REQUIRED ACTION – Wherever a picture appears, skip it and retype the rest of the data exactly.

EXCERPTED DATA –
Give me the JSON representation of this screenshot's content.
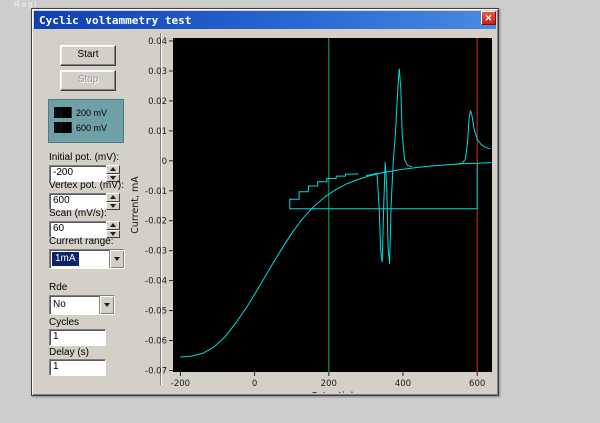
{
  "desktop": {
    "corner_text": "Regi"
  },
  "window": {
    "title": "Cyclic voltammetry test",
    "close_glyph": "✕"
  },
  "controls": {
    "start_label": "Start",
    "stop_label": "Stop",
    "legend": {
      "items": [
        {
          "label": "200 mV",
          "swatch_color": "#000000"
        },
        {
          "label": "600 mV",
          "swatch_color": "#000000"
        }
      ]
    },
    "fields": [
      {
        "label": "Initial pot. (mV):",
        "value": "-200",
        "type": "spin"
      },
      {
        "label": "Vertex pot. (mV):",
        "value": "600",
        "type": "spin"
      },
      {
        "label": "Scan (mV/s):",
        "value": "60",
        "type": "spin"
      },
      {
        "label": "Current range:",
        "value": "1mA",
        "type": "dropdown",
        "highlighted": true
      },
      {
        "label": "Rde",
        "value": "No",
        "type": "dropdown",
        "highlighted": false
      },
      {
        "label": "Cycles",
        "value": "1",
        "type": "text"
      },
      {
        "label": "Delay (s)",
        "value": "1",
        "type": "text"
      }
    ]
  },
  "chart_data": {
    "type": "line",
    "title": "",
    "xlabel": "Potential",
    "ylabel": "Current, mA",
    "xlim": [
      -220,
      640
    ],
    "ylim": [
      -0.0705,
      0.041
    ],
    "xticks": [
      -200,
      0,
      200,
      400,
      600
    ],
    "yticks": [
      0.04,
      0.03,
      0.02,
      0.01,
      0,
      -0.01,
      -0.02,
      -0.03,
      -0.04,
      -0.05,
      -0.06,
      -0.07
    ],
    "grid": false,
    "background": "#000000",
    "curve_color": "#00dcdc",
    "series": [
      {
        "name": "cv-sigmoid",
        "color": "#00dcdc",
        "points": [
          [
            -200,
            -0.0655
          ],
          [
            -170,
            -0.0652
          ],
          [
            -140,
            -0.0643
          ],
          [
            -110,
            -0.0622
          ],
          [
            -80,
            -0.0588
          ],
          [
            -50,
            -0.054
          ],
          [
            -20,
            -0.0486
          ],
          [
            10,
            -0.0425
          ],
          [
            40,
            -0.0362
          ],
          [
            70,
            -0.03
          ],
          [
            100,
            -0.0242
          ],
          [
            130,
            -0.0192
          ],
          [
            160,
            -0.0152
          ],
          [
            190,
            -0.012
          ],
          [
            220,
            -0.0095
          ],
          [
            250,
            -0.0076
          ],
          [
            280,
            -0.0062
          ],
          [
            310,
            -0.005
          ],
          [
            340,
            -0.0041
          ],
          [
            370,
            -0.0034
          ],
          [
            400,
            -0.0028
          ],
          [
            440,
            -0.0022
          ],
          [
            480,
            -0.0017
          ],
          [
            520,
            -0.0013
          ],
          [
            560,
            -0.001
          ],
          [
            600,
            -0.0008
          ],
          [
            638,
            -0.0006
          ]
        ]
      },
      {
        "name": "step-return",
        "color": "#00dcdc",
        "points": [
          [
            600,
            -0.001
          ],
          [
            600,
            -0.016
          ],
          [
            95,
            -0.016
          ],
          [
            95,
            -0.0128
          ],
          [
            120,
            -0.0128
          ],
          [
            120,
            -0.0103
          ],
          [
            145,
            -0.0103
          ],
          [
            145,
            -0.0084
          ],
          [
            170,
            -0.0084
          ],
          [
            170,
            -0.007
          ],
          [
            195,
            -0.007
          ],
          [
            195,
            -0.0059
          ],
          [
            220,
            -0.0059
          ],
          [
            220,
            -0.0051
          ],
          [
            245,
            -0.0051
          ],
          [
            245,
            -0.0045
          ],
          [
            280,
            -0.0044
          ]
        ]
      },
      {
        "name": "spikes",
        "color": "#00dcdc",
        "points": [
          [
            300,
            -0.005
          ],
          [
            330,
            -0.0042
          ],
          [
            336,
            -0.016
          ],
          [
            340,
            -0.03
          ],
          [
            344,
            -0.0338
          ],
          [
            348,
            -0.015
          ],
          [
            352,
            -0.0005
          ],
          [
            356,
            -0.008
          ],
          [
            360,
            -0.029
          ],
          [
            364,
            -0.0345
          ],
          [
            368,
            -0.015
          ],
          [
            374,
            0.0
          ],
          [
            380,
            0.01
          ],
          [
            386,
            0.024
          ],
          [
            390,
            0.0308
          ],
          [
            394,
            0.024
          ],
          [
            398,
            0.009
          ],
          [
            404,
            0.0005
          ],
          [
            412,
            -0.0015
          ],
          [
            424,
            -0.002
          ]
        ]
      },
      {
        "name": "right-peak",
        "color": "#00dcdc",
        "points": [
          [
            540,
            -0.0012
          ],
          [
            560,
            -0.0008
          ],
          [
            568,
            0.0005
          ],
          [
            574,
            0.006
          ],
          [
            578,
            0.014
          ],
          [
            582,
            0.0168
          ],
          [
            586,
            0.015
          ],
          [
            592,
            0.0105
          ],
          [
            600,
            0.0072
          ],
          [
            610,
            0.0055
          ],
          [
            622,
            0.0045
          ],
          [
            636,
            0.004
          ]
        ]
      }
    ],
    "markers": [
      {
        "name": "vline-200",
        "x": 200,
        "color": "#00b070"
      },
      {
        "name": "vline-600",
        "x": 600,
        "color": "#d03030"
      }
    ]
  }
}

REPLY TO THE TASK –
Give me the JSON representation of this screenshot's content.
{
  "desktop": {
    "corner_text": "Regi"
  },
  "window": {
    "title": "Cyclic voltammetry test",
    "close_glyph": "✕"
  },
  "controls": {
    "start_label": "Start",
    "stop_label": "Stop",
    "legend": {
      "items": [
        {
          "label": "200 mV",
          "swatch_color": "#000000"
        },
        {
          "label": "600 mV",
          "swatch_color": "#000000"
        }
      ]
    },
    "fields": [
      {
        "label": "Initial pot. (mV):",
        "value": "-200",
        "type": "spin"
      },
      {
        "label": "Vertex pot. (mV):",
        "value": "600",
        "type": "spin"
      },
      {
        "label": "Scan (mV/s):",
        "value": "60",
        "type": "spin"
      },
      {
        "label": "Current range:",
        "value": "1mA",
        "type": "dropdown",
        "highlighted": true
      },
      {
        "label": "Rde",
        "value": "No",
        "type": "dropdown",
        "highlighted": false
      },
      {
        "label": "Cycles",
        "value": "1",
        "type": "text"
      },
      {
        "label": "Delay (s)",
        "value": "1",
        "type": "text"
      }
    ]
  },
  "chart_data": {
    "type": "line",
    "title": "",
    "xlabel": "Potential",
    "ylabel": "Current, mA",
    "xlim": [
      -220,
      640
    ],
    "ylim": [
      -0.0705,
      0.041
    ],
    "xticks": [
      -200,
      0,
      200,
      400,
      600
    ],
    "yticks": [
      0.04,
      0.03,
      0.02,
      0.01,
      0,
      -0.01,
      -0.02,
      -0.03,
      -0.04,
      -0.05,
      -0.06,
      -0.07
    ],
    "grid": false,
    "background": "#000000",
    "curve_color": "#00dcdc",
    "series": [
      {
        "name": "cv-sigmoid",
        "color": "#00dcdc",
        "points": [
          [
            -200,
            -0.0655
          ],
          [
            -170,
            -0.0652
          ],
          [
            -140,
            -0.0643
          ],
          [
            -110,
            -0.0622
          ],
          [
            -80,
            -0.0588
          ],
          [
            -50,
            -0.054
          ],
          [
            -20,
            -0.0486
          ],
          [
            10,
            -0.0425
          ],
          [
            40,
            -0.0362
          ],
          [
            70,
            -0.03
          ],
          [
            100,
            -0.0242
          ],
          [
            130,
            -0.0192
          ],
          [
            160,
            -0.0152
          ],
          [
            190,
            -0.012
          ],
          [
            220,
            -0.0095
          ],
          [
            250,
            -0.0076
          ],
          [
            280,
            -0.0062
          ],
          [
            310,
            -0.005
          ],
          [
            340,
            -0.0041
          ],
          [
            370,
            -0.0034
          ],
          [
            400,
            -0.0028
          ],
          [
            440,
            -0.0022
          ],
          [
            480,
            -0.0017
          ],
          [
            520,
            -0.0013
          ],
          [
            560,
            -0.001
          ],
          [
            600,
            -0.0008
          ],
          [
            638,
            -0.0006
          ]
        ]
      },
      {
        "name": "step-return",
        "color": "#00dcdc",
        "points": [
          [
            600,
            -0.001
          ],
          [
            600,
            -0.016
          ],
          [
            95,
            -0.016
          ],
          [
            95,
            -0.0128
          ],
          [
            120,
            -0.0128
          ],
          [
            120,
            -0.0103
          ],
          [
            145,
            -0.0103
          ],
          [
            145,
            -0.0084
          ],
          [
            170,
            -0.0084
          ],
          [
            170,
            -0.007
          ],
          [
            195,
            -0.007
          ],
          [
            195,
            -0.0059
          ],
          [
            220,
            -0.0059
          ],
          [
            220,
            -0.0051
          ],
          [
            245,
            -0.0051
          ],
          [
            245,
            -0.0045
          ],
          [
            280,
            -0.0044
          ]
        ]
      },
      {
        "name": "spikes",
        "color": "#00dcdc",
        "points": [
          [
            300,
            -0.005
          ],
          [
            330,
            -0.0042
          ],
          [
            336,
            -0.016
          ],
          [
            340,
            -0.03
          ],
          [
            344,
            -0.0338
          ],
          [
            348,
            -0.015
          ],
          [
            352,
            -0.0005
          ],
          [
            356,
            -0.008
          ],
          [
            360,
            -0.029
          ],
          [
            364,
            -0.0345
          ],
          [
            368,
            -0.015
          ],
          [
            374,
            0.0
          ],
          [
            380,
            0.01
          ],
          [
            386,
            0.024
          ],
          [
            390,
            0.0308
          ],
          [
            394,
            0.024
          ],
          [
            398,
            0.009
          ],
          [
            404,
            0.0005
          ],
          [
            412,
            -0.0015
          ],
          [
            424,
            -0.002
          ]
        ]
      },
      {
        "name": "right-peak",
        "color": "#00dcdc",
        "points": [
          [
            540,
            -0.0012
          ],
          [
            560,
            -0.0008
          ],
          [
            568,
            0.0005
          ],
          [
            574,
            0.006
          ],
          [
            578,
            0.014
          ],
          [
            582,
            0.0168
          ],
          [
            586,
            0.015
          ],
          [
            592,
            0.0105
          ],
          [
            600,
            0.0072
          ],
          [
            610,
            0.0055
          ],
          [
            622,
            0.0045
          ],
          [
            636,
            0.004
          ]
        ]
      }
    ],
    "markers": [
      {
        "name": "vline-200",
        "x": 200,
        "color": "#00b070"
      },
      {
        "name": "vline-600",
        "x": 600,
        "color": "#d03030"
      }
    ]
  }
}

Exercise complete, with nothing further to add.